We seek to create an environment that is unified in purpose and that brings together all the stakeholders – regional leadership, county, national, Development Partners, Private Sector & Academia with a view to create synergies for fulfilling the lofty ambitions of our mandate. Our modus operandi is anchored on the triple helix model where we seek to tap synergies from Academia, Government and the Private sector.
At the Jumuiya Ya Kaunti Za Pwani we are guided and defined by our practice areas and these fall under 4 main thematic areas:
We seek to unlock the value chain through a synergistic approach which guides us in determining our focus areas. This is through harnessing a unified purpose guided by input and participation from the regional leadership, County and national Government, Development Partners, Private Sector & Academia: Triple Helix.
We develop partnerships on Regional Economic development Projects bringing together Communities, Counties and National Governments, Development Partners & Investor.
We have Harmonized Regional Policy Framework (CIDPs /MTP) across the member counties enabling us to have rationalized & Sequenced Projects/Programs thereby Unlocking Value Chains in various sectors.
Through this approach we have rationalized 10 JKP Cross-cutting Sectors, NAMED THE JUMUIYA 10 aimed at creating prosperous and resilient coastal communities of JKP region enjoying high quality of life through improved economic and social well-being
In partnership with FAO, The Jumuiya One Million Acres Project aspires to improve provision of goods and services from agriculture, forest and fisheries in a sustainable manner through “improved equitable access to land and natural resources for food security and socio-economic development”.
The ambition is to enable more inclusive and efficient food and agricultural systems at the local levels.
JKP aspires to be a social Innovation partnership network focused on enabling the Workforce and the MSMEs.
This is aimed at transforming the region into a high middle-income regional population with a special focus on the youth and women through employment and wealth creation.
Generation core mission is to empower young people to build thriving, sustainable careers and on the other hand provide employers the highly skilled, motivated talent they need.
TradeMark East Africa is developing a Trade and Logistics Cluster programme that seeks to establish a Vision for the Coastal Region based on higher value productive activities and provide a pathway to achieving the necessary structural transformation to higher productivity activities. The project will be developed in partnership with the Government of Kenya, the six Coastal Counties, other development partners, the private sector and other stakeholders.
We collaborate with the best in all our focus sectors. The core to our success is through collaborations and partnerships with organizations who share common interests with us and are willing to work together toward the common goals of the Jumuiya.
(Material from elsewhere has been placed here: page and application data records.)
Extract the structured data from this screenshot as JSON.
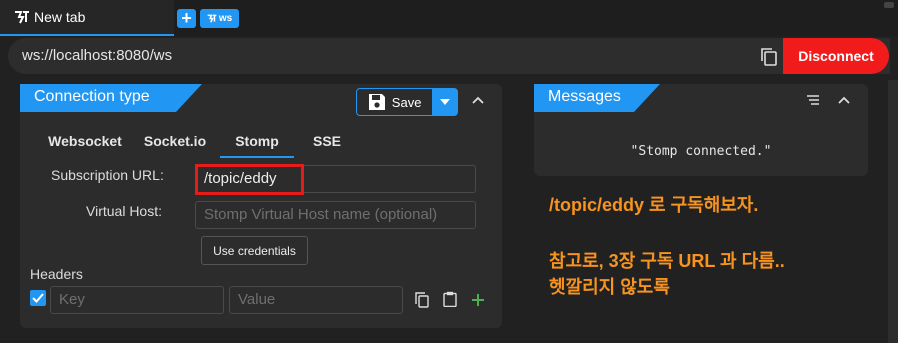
{
  "tabbar": {
    "tab_title": "New tab",
    "ws_badge": "ws",
    "add_icon": "plus-icon"
  },
  "urlbar": {
    "url": "ws://localhost:8080/ws",
    "disconnect_label": "Disconnect",
    "copy_icon": "copy-icon"
  },
  "connection": {
    "title": "Connection type",
    "save_label": "Save",
    "tabs": [
      {
        "label": "Websocket"
      },
      {
        "label": "Socket.io"
      },
      {
        "label": "Stomp"
      },
      {
        "label": "SSE"
      }
    ],
    "active_tab": "Stomp",
    "subscription_label": "Subscription URL:",
    "subscription_value": "/topic/eddy",
    "virtual_host_label": "Virtual Host:",
    "virtual_host_placeholder": "Stomp Virtual Host name (optional)",
    "credentials_label": "Use credentials",
    "headers_label": "Headers",
    "header_key_placeholder": "Key",
    "header_value_placeholder": "Value",
    "header_checked": true
  },
  "messages": {
    "title": "Messages",
    "items": [
      "\"Stomp connected.\""
    ]
  },
  "annotations": {
    "line1": "/topic/eddy 로 구독해보자.",
    "line2": "참고로, 3장 구독 URL 과 다름..",
    "line3": "헷깔리지 않도록"
  },
  "colors": {
    "accent": "#2196f3",
    "danger": "#f21b1b",
    "annotation": "#f7931e",
    "highlight": "#e81b1b"
  }
}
We hold the view that partnerships are strategic when they provide us with the means and methods for advancing our mission.
Building partnerships is one of the core mandates of the Secretariat and we proactively seek to engage partners in all the key sectors we are focused on.